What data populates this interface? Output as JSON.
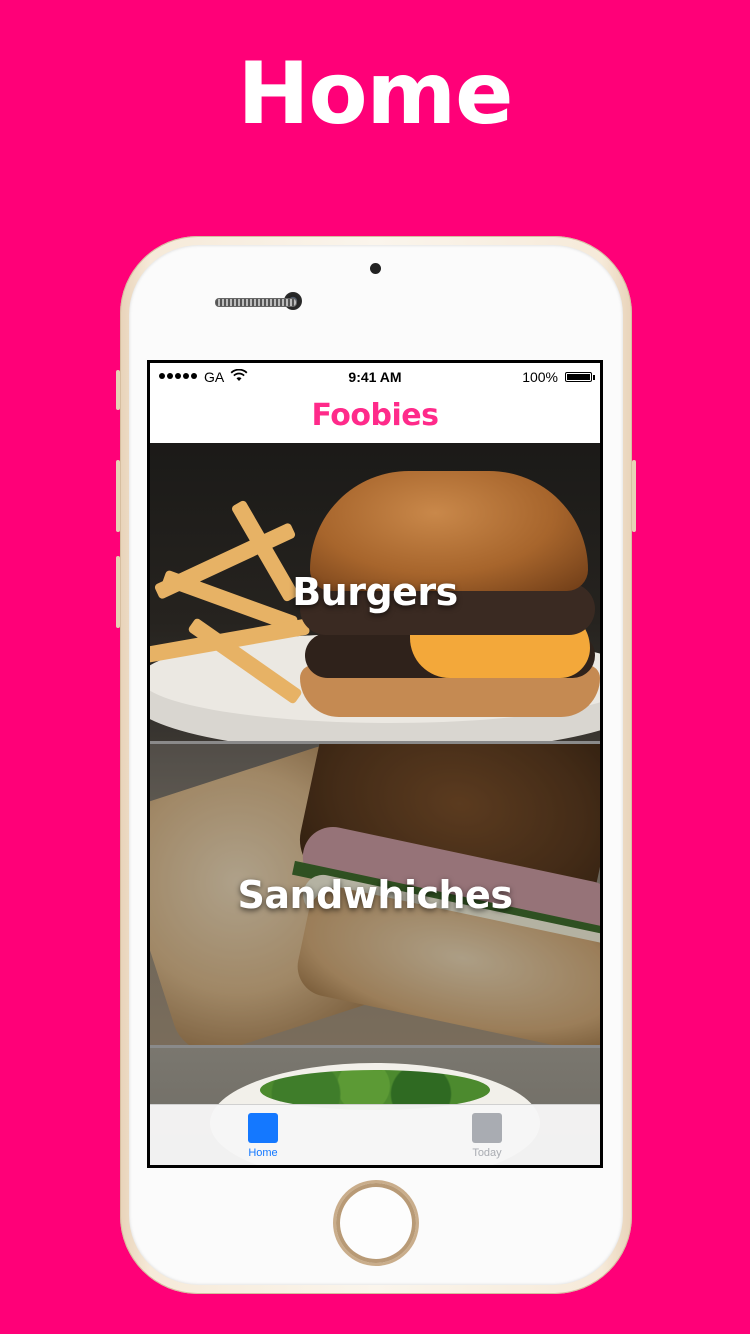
{
  "headline": "Home",
  "status_bar": {
    "carrier": "GA",
    "time": "9:41 AM",
    "battery": "100%"
  },
  "app": {
    "title": "Foobies"
  },
  "categories": [
    {
      "label": "Burgers"
    },
    {
      "label": "Sandwhiches"
    },
    {
      "label": ""
    }
  ],
  "tabs": [
    {
      "label": "Home",
      "active": true,
      "icon": "square-icon",
      "color": "#1478ff"
    },
    {
      "label": "Today",
      "active": false,
      "icon": "square-icon",
      "color": "#a9acb2"
    }
  ],
  "colors": {
    "background": "#ff0078",
    "brand": "#ff2a8a",
    "tab_active": "#1478ff",
    "tab_inactive": "#a9acb2"
  }
}
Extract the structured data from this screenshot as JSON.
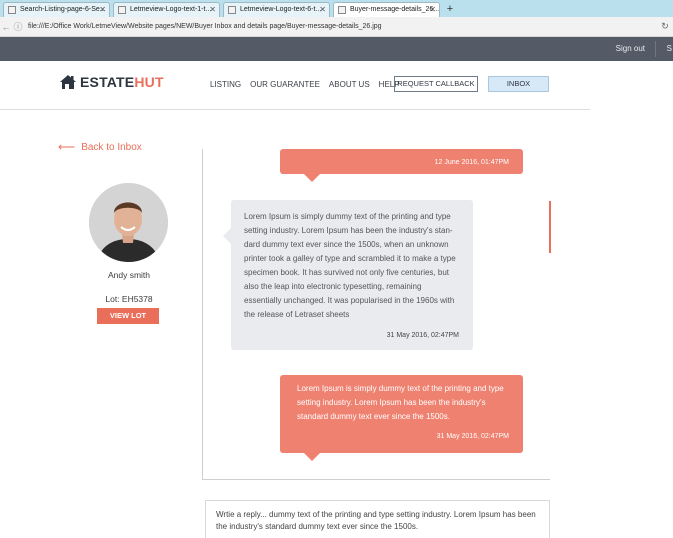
{
  "browser": {
    "tabs": [
      {
        "label": "Search-Listing-page-6-Se...",
        "active": false
      },
      {
        "label": "Letmeview-Logo-text-1-t...",
        "active": false
      },
      {
        "label": "Letmeview-Logo-text-6-t...",
        "active": false
      },
      {
        "label": "Buyer-message-details_26...",
        "active": true
      }
    ],
    "new_tab": "+",
    "url": "file:///E:/Office Work/LetmeView/Website pages/NEW/Buyer Inbox and details page/Buyer-message-details_26.jpg"
  },
  "topbar": {
    "signout": "Sign out",
    "cut_text": "S"
  },
  "header": {
    "logo_part1": "ESTATE",
    "logo_part2": "HUT",
    "nav": [
      "LISTING",
      "OUR GUARANTEE",
      "ABOUT US",
      "HELP"
    ],
    "request_callback": "REQUEST CALLBACK",
    "inbox": "INBOX"
  },
  "sidebar": {
    "back": "Back to Inbox",
    "name": "Andy smith",
    "lot": "Lot: EH5378",
    "view_lot": "VIEW LOT"
  },
  "messages": [
    {
      "type": "sent",
      "text": "",
      "time": "12 June 2016,  01:47PM"
    },
    {
      "type": "received",
      "text": "Lorem Ipsum is simply dummy text of the printing and type setting industry. Lorem Ipsum has been the industry's stan-dard dummy text ever since the 1500s, when an unknown printer took a galley of type and scrambled it to make a type specimen book. It has survived not only five centuries, but also the leap into electronic typesetting, remaining essentially unchanged. It was popularised in the 1960s with the release of Letraset sheets",
      "time": "31 May 2016,  02:47PM"
    },
    {
      "type": "sent",
      "text": "Lorem Ipsum is simply dummy text of the printing and type setting industry. Lorem Ipsum has been the industry's standard dummy text ever since the 1500s.",
      "time": "31 May 2016,  02:47PM"
    }
  ],
  "reply": {
    "text": "Wrtie a reply... dummy text of the printing and type setting industry. Lorem Ipsum has been the industry's standard dummy text ever since the 1500s."
  },
  "colors": {
    "accent": "#ea6f5a",
    "sent_bubble": "#ef8170",
    "recv_bubble": "#e9ebef",
    "topbar": "#545b66"
  }
}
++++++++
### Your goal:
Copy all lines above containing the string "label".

### Exercise output:
      "label": "Burgers"
      "label": "Sandwhiches"
      "label": ""
      "label": "Home",
      "label": "Today",
        "label": "Search-Listing-page-6-Se...",
        "label": "Letmeview-Logo-text-1-t...",
        "label": "Letmeview-Logo-text-6-t...",
        "label": "Buyer-message-details_26...",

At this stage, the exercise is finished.